Dr. Xantha Karp
Central Michigan University
Thursday, August 16, 2018 - 10:30am
MaRS2, Room 1522
Invited Speaker Seminar
Multipotency, the ability of stem cells to produce multiple cell types, is critical for the development and maintenance of tissues and organs. Upon the completion of development, adult stem cells retain their multipotency during lengthy periods of cellular quiescence (reversible cell cycle exit) to replace cells lost through tissue damage or normal turnover. Maintenance of multipotency during quiescence is critical to stem cell function, yet the mechanisms linking multipotency to quiescence remain poorly understood. One candidate for this role is the FOXO family of transcription factors that promotes quiescence and stem cell maintenance. In C. elegans, daf-16, the FOXO ortholog, promotes entry into the stress-resistant and developmentally arrested dauer larva stage. Dauer is adopted midway through development in response to adverse environmental conditions, and can serve as a model for quiescence. Remarkably, phenotypes caused by mutations in developmental pathways can be corrected during dauer arrest, suggesting the existence of active mechanisms that re-set cell fate during dauer. Using two C. elegans progenitor cell types, we show that daf-16 is part of these mechanisms. daf-16 blocks the activity of signal transduction and microRNA pathways in order to maintain or re-establish multipotency during dauer.
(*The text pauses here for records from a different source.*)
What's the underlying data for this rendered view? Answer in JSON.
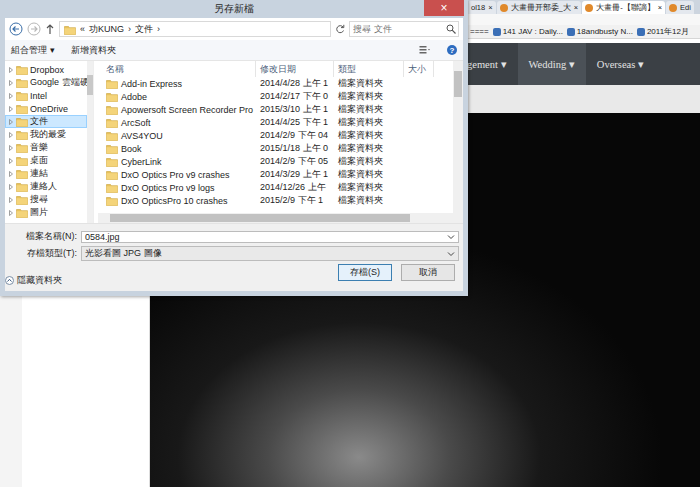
{
  "browser": {
    "tabs": [
      {
        "label": "ol18",
        "close": "×",
        "selected": false
      },
      {
        "label": "大畫冊开部委_大",
        "close": "×",
        "selected": false
      },
      {
        "label": "大畫冊-【聯謫】",
        "close": "×",
        "selected": true
      },
      {
        "label": "Edi",
        "selected": false
      }
    ],
    "bookmarks": [
      "====",
      "141 JAV : Daily...",
      "18andbusty N...",
      "2011年12月"
    ],
    "nav": [
      {
        "label": "gement ▾",
        "selected": false
      },
      {
        "label": "Wedding ▾",
        "selected": true
      },
      {
        "label": "Overseas ▾",
        "selected": false
      }
    ]
  },
  "dialog": {
    "title": "另存新檔",
    "close": "×",
    "breadcrumb": {
      "prefix": "«",
      "parts": [
        "功KUNG",
        "文件"
      ],
      "sep": "›"
    },
    "search": {
      "placeholder": "搜尋 文件"
    },
    "toolbar": [
      "組合管理 ▾",
      "新增資料夾"
    ],
    "help": "?",
    "tree": [
      {
        "label": "Dropbox",
        "selected": false
      },
      {
        "label": "Google 雲端硬碟",
        "selected": false
      },
      {
        "label": "Intel",
        "selected": false
      },
      {
        "label": "OneDrive",
        "selected": false
      },
      {
        "label": "文件",
        "selected": true
      },
      {
        "label": "我的最愛",
        "selected": false
      },
      {
        "label": "音樂",
        "selected": false
      },
      {
        "label": "桌面",
        "selected": false
      },
      {
        "label": "連結",
        "selected": false
      },
      {
        "label": "連絡人",
        "selected": false
      },
      {
        "label": "搜尋",
        "selected": false
      },
      {
        "label": "圖片",
        "selected": false
      }
    ],
    "columns": [
      "名稱",
      "修改日期",
      "類型",
      "大小"
    ],
    "rows": [
      {
        "name": "Add-in Express",
        "date": "2014/4/28 上午 1",
        "type": "檔案資料夾"
      },
      {
        "name": "Adobe",
        "date": "2014/2/17 下午 0",
        "type": "檔案資料夾"
      },
      {
        "name": "Apowersoft Screen Recorder Pro",
        "date": "2015/3/10 上午 1",
        "type": "檔案資料夾"
      },
      {
        "name": "ArcSoft",
        "date": "2014/4/25 下午 1",
        "type": "檔案資料夾"
      },
      {
        "name": "AVS4YOU",
        "date": "2014/2/9 下午 04",
        "type": "檔案資料夾"
      },
      {
        "name": "Book",
        "date": "2015/1/18 上午 0",
        "type": "檔案資料夾"
      },
      {
        "name": "CyberLink",
        "date": "2014/2/9 下午 05",
        "type": "檔案資料夾"
      },
      {
        "name": "DxO Optics Pro v9 crashes",
        "date": "2014/3/29 上午 1",
        "type": "檔案資料夾"
      },
      {
        "name": "DxO Optics Pro v9 logs",
        "date": "2014/12/26 上午",
        "type": "檔案資料夾"
      },
      {
        "name": "DxO OpticsPro 10 crashes",
        "date": "2015/2/9 下午 1",
        "type": "檔案資料夾"
      }
    ],
    "filename_label": "檔案名稱(N):",
    "filename": "0584.jpg",
    "filetype_label": "存檔類型(T):",
    "filetype": "光影看圖 JPG 圖像",
    "buttons": [
      "存檔(S)",
      "取消"
    ],
    "hide_folders": "隱藏資料夾"
  }
}
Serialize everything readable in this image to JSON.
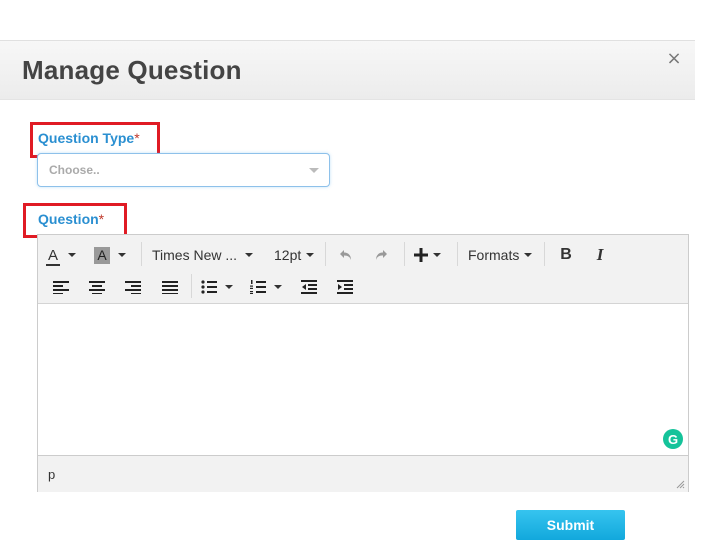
{
  "modal": {
    "title": "Manage Question",
    "close_label": "×"
  },
  "form": {
    "question_type": {
      "label": "Question Type",
      "required_mark": "*",
      "placeholder": "Choose.."
    },
    "question": {
      "label": "Question",
      "required_mark": "*"
    },
    "submit_label": "Submit"
  },
  "editor": {
    "text_color_label": "A",
    "bg_color_label": "A",
    "font_family": "Times New ...",
    "font_size": "12pt",
    "formats_label": "Formats",
    "bold_label": "B",
    "italic_label": "I",
    "status_path": "p",
    "grammarly_label": "G"
  },
  "colors": {
    "label_blue": "#2a8fd1",
    "highlight_red": "#e01b24",
    "submit_blue": "#1aaee0",
    "grammarly_green": "#15c39a"
  }
}
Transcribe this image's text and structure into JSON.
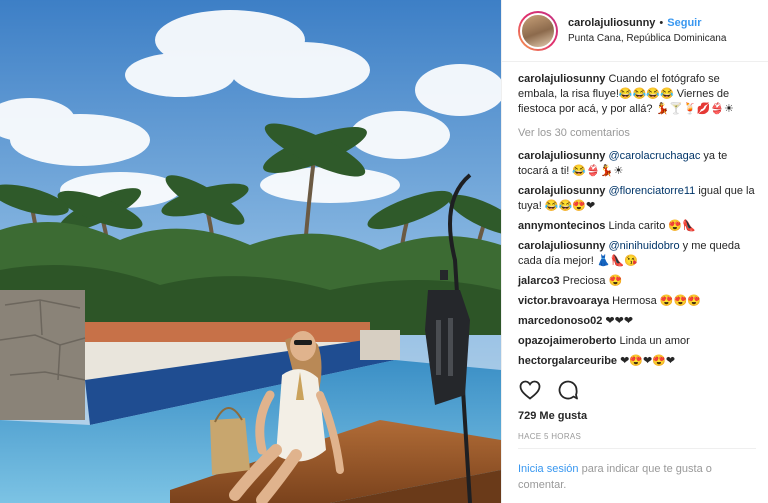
{
  "post": {
    "username": "carolajuliosunny",
    "separator": "•",
    "follow_label": "Seguir",
    "location": "Punta Cana, República Dominicana"
  },
  "caption": {
    "username": "carolajuliosunny",
    "text": "Cuando el fotógrafo se embala, la risa fluye!😂😂😂😂 Viernes de fiestoca por acá, y por allá? 💃🍸🍹💋👙☀"
  },
  "view_all_label": "Ver los 30 comentarios",
  "comments": [
    {
      "username": "carolajuliosunny",
      "mention": "@carolacruchagac",
      "text": " ya te tocará a ti! 😂👙💃☀"
    },
    {
      "username": "carolajuliosunny",
      "mention": "@florenciatorre11",
      "text": " igual que la tuya! 😂😂😍❤"
    },
    {
      "username": "annymontecinos",
      "mention": "",
      "text": " Linda carito 😍👠"
    },
    {
      "username": "carolajuliosunny",
      "mention": "@ninihuidobro",
      "text": " y me queda cada día mejor! 👗👠😘"
    },
    {
      "username": "jalarco3",
      "mention": "",
      "text": " Preciosa 😍"
    },
    {
      "username": "victor.bravoaraya",
      "mention": "",
      "text": " Hermosa 😍😍😍"
    },
    {
      "username": "marcedonoso02",
      "mention": "",
      "text": " ❤❤❤"
    },
    {
      "username": "opazojaimeroberto",
      "mention": "",
      "text": " Linda un amor"
    },
    {
      "username": "hectorgalarceuribe",
      "mention": "",
      "text": " ❤😍❤😍❤"
    }
  ],
  "icons": {
    "like": "heart-outline-icon",
    "comment": "comment-bubble-icon"
  },
  "likes_label": "729 Me gusta",
  "time_label": "HACE 5 HORAS",
  "login": {
    "link": "Inicia sesión",
    "text": " para indicar que te gusta o comentar."
  },
  "colors": {
    "link": "#3897f0",
    "mention": "#003569",
    "muted": "#999999",
    "text": "#262626"
  }
}
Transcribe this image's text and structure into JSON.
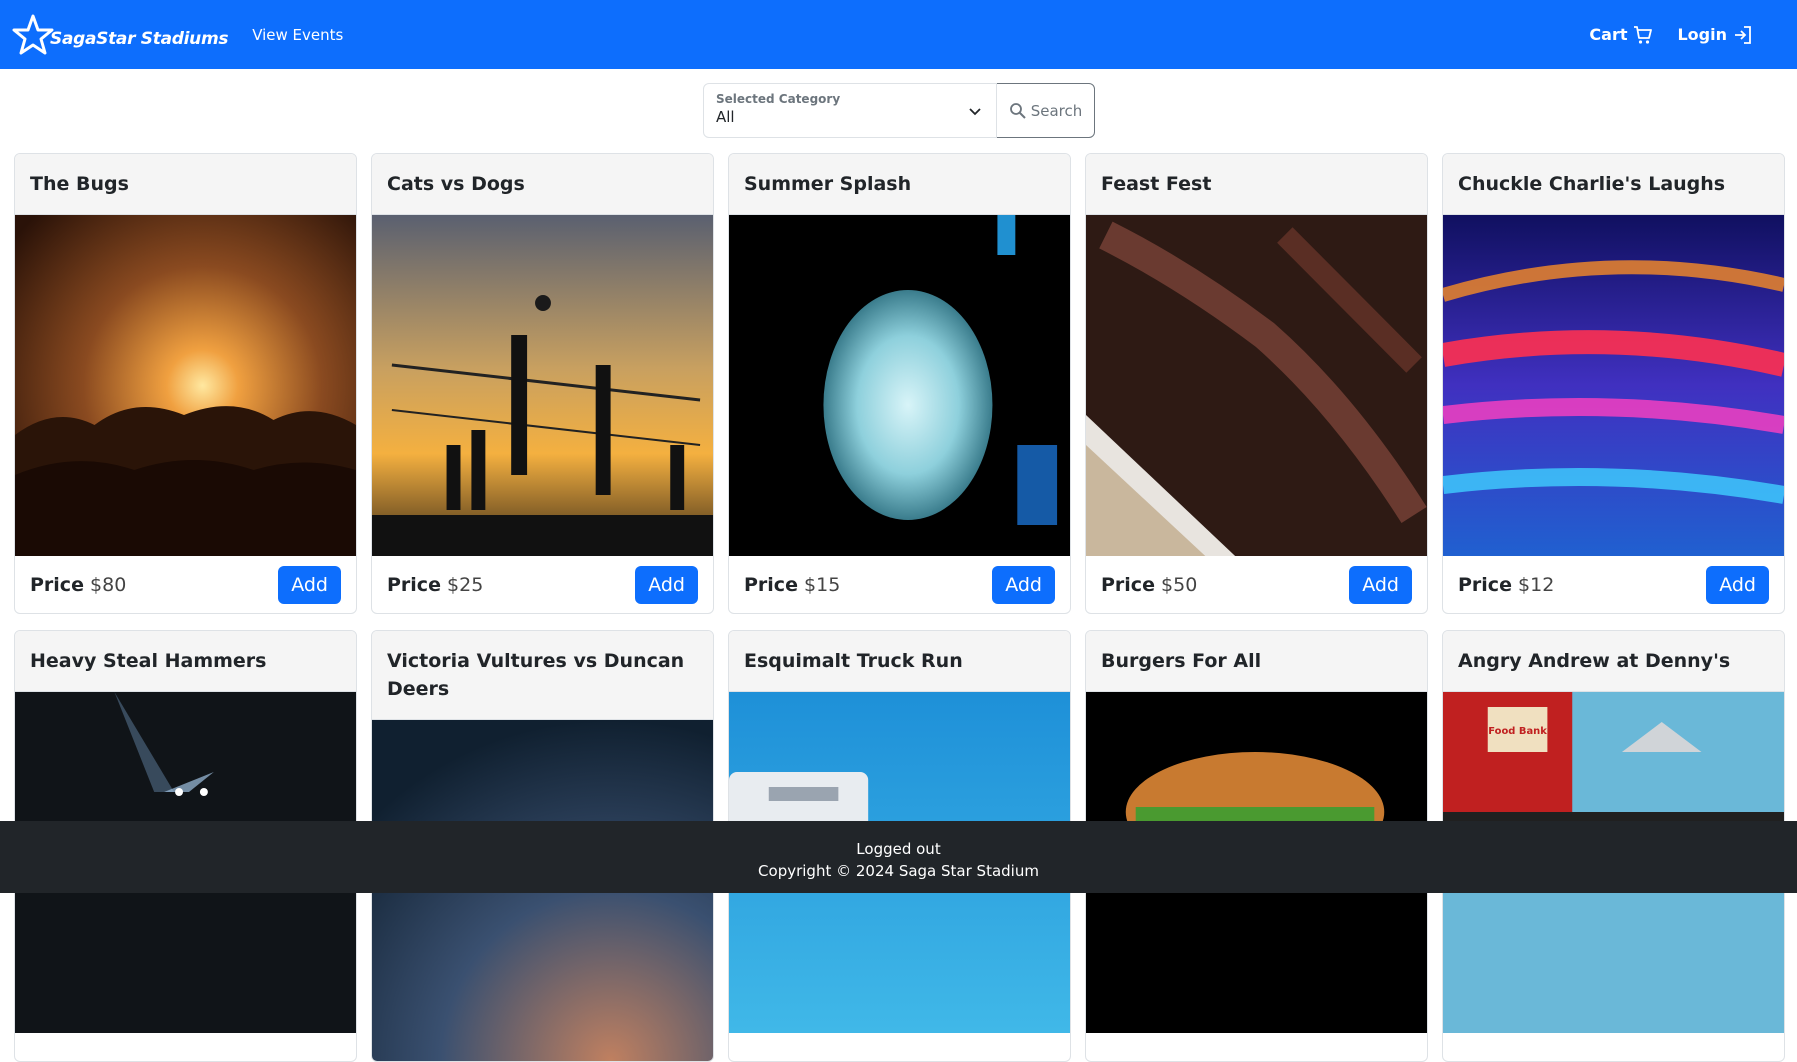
{
  "nav": {
    "brand": "SagaStar Stadiums",
    "view_events": "View Events",
    "cart": "Cart",
    "login": "Login"
  },
  "search": {
    "category_label": "Selected Category",
    "category_value": "All",
    "button": "Search"
  },
  "events": [
    {
      "title": "The Bugs",
      "price_label": "Price",
      "price": "$80",
      "add": "Add",
      "image": "concert-crowd"
    },
    {
      "title": "Cats vs Dogs",
      "price_label": "Price",
      "price": "$25",
      "add": "Add",
      "image": "beach-volleyball-sunset"
    },
    {
      "title": "Summer Splash",
      "price_label": "Price",
      "price": "$15",
      "add": "Add",
      "image": "water-balloon-splash"
    },
    {
      "title": "Feast Fest",
      "price_label": "Price",
      "price": "$50",
      "add": "Add",
      "image": "grilled-ribs"
    },
    {
      "title": "Chuckle Charlie's Laughs",
      "price_label": "Price",
      "price": "$12",
      "add": "Add",
      "image": "neon-lights"
    },
    {
      "title": "Heavy Steal Hammers",
      "image": "stage-spotlights"
    },
    {
      "title": "Victoria Vultures vs Duncan Deers",
      "image": "stadium-crowd"
    },
    {
      "title": "Esquimalt Truck Run",
      "image": "truck-blue-sky"
    },
    {
      "title": "Burgers For All",
      "image": "burger"
    },
    {
      "title": "Angry Andrew at Denny's",
      "image": "retro-diner",
      "sign": "Food Bank"
    }
  ],
  "footer": {
    "status": "Logged out",
    "copyright": "Copyright © 2024 Saga Star Stadium"
  },
  "colors": {
    "primary": "#0d6efd",
    "footer_bg": "#212529"
  }
}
Thus, daf-16/FOXO coordinates quiescence with multipotent cell fate.
Dr. Julie Claycomb
Department of Molecular Genetics